My Utah Travel Video Playlist
Approximately 62% of Utah residents report to be members of The Church of Jesus Christ of Latter-day Saints or LDS (Mormons), which greatly influences Utah culture, politics and daily life. The LDS Church’s world headquarters is located in Salt Lake City. Utah is the only state with a majority population belonging to a single church.
The state of Utah began with the Mormon pioneers. Following the death of Joseph Smith in 1844, Brigham Young became the effective leader of the Latter Day Saints, also known as the Mormon church, in Nauvoo, Illinois. In October of 1845, Brigham Young agreed with the Governor of Illinois, Thomas Ford, that the Mormons would leave by the next year, to address the growing conflicts between the Mormons and their neighbors.
Brigham Young and the first group of Mormon pioneers reached the Salt Lake Valley on July 24, 1847. For the first few years, Brigham Young and the thousands of early Mormon settlers in Salt Lake City struggled to survive, but they felt the arid desert land was the place where they could practice their religion without harassment. Over the next 22 years, more than 70,000 Mormon pioneers crossed the plains and settled in Utah. Salt Lake City became the hub of a “far-flung commonwealth” of Mormon settlements.

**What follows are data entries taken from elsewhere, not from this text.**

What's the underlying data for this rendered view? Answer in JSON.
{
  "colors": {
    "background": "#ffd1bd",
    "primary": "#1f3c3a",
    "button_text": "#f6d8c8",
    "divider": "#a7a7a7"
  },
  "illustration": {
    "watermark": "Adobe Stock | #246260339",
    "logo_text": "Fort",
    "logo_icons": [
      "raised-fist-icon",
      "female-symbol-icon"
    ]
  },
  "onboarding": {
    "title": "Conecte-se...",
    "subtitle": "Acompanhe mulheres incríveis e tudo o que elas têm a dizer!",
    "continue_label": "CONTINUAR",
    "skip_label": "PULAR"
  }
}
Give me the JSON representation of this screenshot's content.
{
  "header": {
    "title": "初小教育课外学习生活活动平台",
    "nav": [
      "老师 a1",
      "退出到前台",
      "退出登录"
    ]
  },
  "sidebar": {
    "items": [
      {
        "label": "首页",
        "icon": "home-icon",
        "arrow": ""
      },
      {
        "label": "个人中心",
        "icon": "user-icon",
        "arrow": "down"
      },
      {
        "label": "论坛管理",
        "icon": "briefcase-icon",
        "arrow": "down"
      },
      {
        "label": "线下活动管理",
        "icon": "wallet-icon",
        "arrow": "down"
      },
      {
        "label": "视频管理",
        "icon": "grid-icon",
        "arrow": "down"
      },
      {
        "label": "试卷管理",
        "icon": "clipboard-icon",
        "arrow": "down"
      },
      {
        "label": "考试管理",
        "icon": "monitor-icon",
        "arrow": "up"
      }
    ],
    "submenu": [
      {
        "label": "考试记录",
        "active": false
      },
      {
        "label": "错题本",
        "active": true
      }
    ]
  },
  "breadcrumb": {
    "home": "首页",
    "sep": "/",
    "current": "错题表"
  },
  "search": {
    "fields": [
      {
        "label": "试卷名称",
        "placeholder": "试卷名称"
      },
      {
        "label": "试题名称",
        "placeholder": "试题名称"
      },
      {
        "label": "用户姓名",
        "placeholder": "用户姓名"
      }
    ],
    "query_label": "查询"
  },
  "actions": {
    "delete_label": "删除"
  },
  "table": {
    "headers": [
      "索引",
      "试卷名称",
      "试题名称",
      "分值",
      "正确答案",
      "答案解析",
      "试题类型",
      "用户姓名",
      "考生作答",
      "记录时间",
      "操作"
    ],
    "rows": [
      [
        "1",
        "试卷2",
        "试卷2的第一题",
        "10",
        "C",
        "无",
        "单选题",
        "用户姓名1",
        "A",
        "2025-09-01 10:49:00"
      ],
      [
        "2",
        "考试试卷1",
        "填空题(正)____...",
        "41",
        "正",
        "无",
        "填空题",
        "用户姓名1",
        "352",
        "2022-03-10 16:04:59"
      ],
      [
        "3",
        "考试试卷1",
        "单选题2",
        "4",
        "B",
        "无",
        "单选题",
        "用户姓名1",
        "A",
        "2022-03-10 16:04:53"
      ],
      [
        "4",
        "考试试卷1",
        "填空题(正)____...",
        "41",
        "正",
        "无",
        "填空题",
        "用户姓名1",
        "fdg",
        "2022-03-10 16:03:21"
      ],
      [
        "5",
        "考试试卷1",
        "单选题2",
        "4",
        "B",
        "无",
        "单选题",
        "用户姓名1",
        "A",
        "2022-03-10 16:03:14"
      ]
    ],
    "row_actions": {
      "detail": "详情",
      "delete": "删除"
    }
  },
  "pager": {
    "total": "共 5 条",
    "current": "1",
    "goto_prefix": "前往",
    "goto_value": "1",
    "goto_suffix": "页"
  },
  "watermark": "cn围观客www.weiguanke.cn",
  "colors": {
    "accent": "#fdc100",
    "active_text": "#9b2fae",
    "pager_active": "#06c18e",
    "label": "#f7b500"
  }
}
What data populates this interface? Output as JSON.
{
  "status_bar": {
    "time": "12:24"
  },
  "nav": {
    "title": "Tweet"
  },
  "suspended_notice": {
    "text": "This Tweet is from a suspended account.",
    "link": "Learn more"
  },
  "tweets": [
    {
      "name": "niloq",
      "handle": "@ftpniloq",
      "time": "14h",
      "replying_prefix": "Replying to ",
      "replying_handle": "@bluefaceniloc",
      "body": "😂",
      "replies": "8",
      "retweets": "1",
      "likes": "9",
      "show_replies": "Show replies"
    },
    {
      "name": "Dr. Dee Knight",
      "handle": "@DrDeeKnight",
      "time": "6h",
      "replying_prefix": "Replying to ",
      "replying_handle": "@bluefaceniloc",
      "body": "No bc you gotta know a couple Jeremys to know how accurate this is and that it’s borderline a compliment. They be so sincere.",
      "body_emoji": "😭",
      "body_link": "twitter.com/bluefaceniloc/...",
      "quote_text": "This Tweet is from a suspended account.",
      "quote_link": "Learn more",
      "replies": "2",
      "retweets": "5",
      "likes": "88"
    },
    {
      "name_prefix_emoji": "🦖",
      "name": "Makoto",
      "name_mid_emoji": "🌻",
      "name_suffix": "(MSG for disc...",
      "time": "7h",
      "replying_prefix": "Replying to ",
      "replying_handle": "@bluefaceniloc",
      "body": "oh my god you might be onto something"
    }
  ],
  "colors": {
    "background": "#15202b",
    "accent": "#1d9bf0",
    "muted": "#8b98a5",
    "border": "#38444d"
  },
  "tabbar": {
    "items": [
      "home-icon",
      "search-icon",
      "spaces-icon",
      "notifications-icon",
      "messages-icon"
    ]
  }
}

Prominent settlements in Utah included St. George, Logan, and Manti, as well as Parowan, Cedar City, Bluff, Moab, Vernal, Fillmore, Nephi, Levan, Spanish Fork, Springville, Provo Bench (now Orem), Pleasant Grove, American Fork, Lehi, Sandy, Murray, Jordan, Centerville, Farmington, Huntsville, Kaysville, Grantsville, Tooele, Roy, Brigham City, and many other smaller towns and settlements. Brigham Young had an expansionist’s view of the territory, and called it Deseret – which according to the Book of Mormon, was an ancient word for “honeybee”. This is symbolized by the beehive on the Utah flag, and the state’s motto, “Industry”.
Beginning in the early 20th century, with the establishment of national parks like Bryce Canyon National Park and Zion National Park, Utah became known for its natural beauty. Southern Utah became a popular spot for filming Western movies set in arid, rugged landscapes. During the 1950s, 1960s, and 1970s, with the construction of the Interstate highway system, access to the southern Utah scenic areas was made much easier. Tourism is a major industry in Utah. With five national parks, Arches, Bryce Canyon, Canyonlands, Capitol Reef, and Zion, Utah has the third most national parks of any state after Alaska and California. In addition, Utah features seven national monuments, Cedar Breaks, Dinosaur, Grand Staircase-Escalante, Hovenweep, Natural Bridges, Rainbow Bridge, and Timpanogos Cave, two national recreation areas, Flaming Gorge and Glen Canyon, seven national forests, Ashley, Caribou-Targhee, Dixie, Fishlake, Manti-La Sal, Sawtooth, and Uinta-Wasatch-Cache, and numerous state parks and monuments. The Moab area, in the southeastern part of the state, is known for its challenging mountain biking trails, and is a prime area for RV boondocking and camping.
With the establishment of the Alta Ski Area in 1939, and the development of several other ski resorts in Utah’s mountains, Utah’s skiing destinations have become world renowned. The dry, powdery snow of the Wasatch Range is considered some of the best skiing in the world, in fact, Salt Lake City won the bid for the 2002 Winter Olympic Games.
In 1957, Utah created the Utah State Parks Commission, with four parks. Today, Utah State Parks manages 43 parks, and several undeveloped areas totaling over 95,000 acres of land, and more than 1,000,000 acres of water. This provides many excellent RV and tent camping opportunities. Utah’s state parks are scattered throughout the state; from Bear Lake State Park on the Utah/Idaho border, to Edge of the Cedars State Park deep in the Four Corners region, and every place in between.
During the late 20th century, the state of Utah grew quickly. In the 1970s growth was phenomenal in the suburbs of the Salt Lake City area. Continuing to today, many areas of Utah continue to see strong growth. Northern Davis, southern and western Salt Lake, Summit, eastern Tooele, Utah, Wasatch, and Washington counties are all growing very quickly. Management of transportation and urbanization are major issues in state politics, as development consumes agricultural land and wilderness areas, with increased urban density creating air pollution.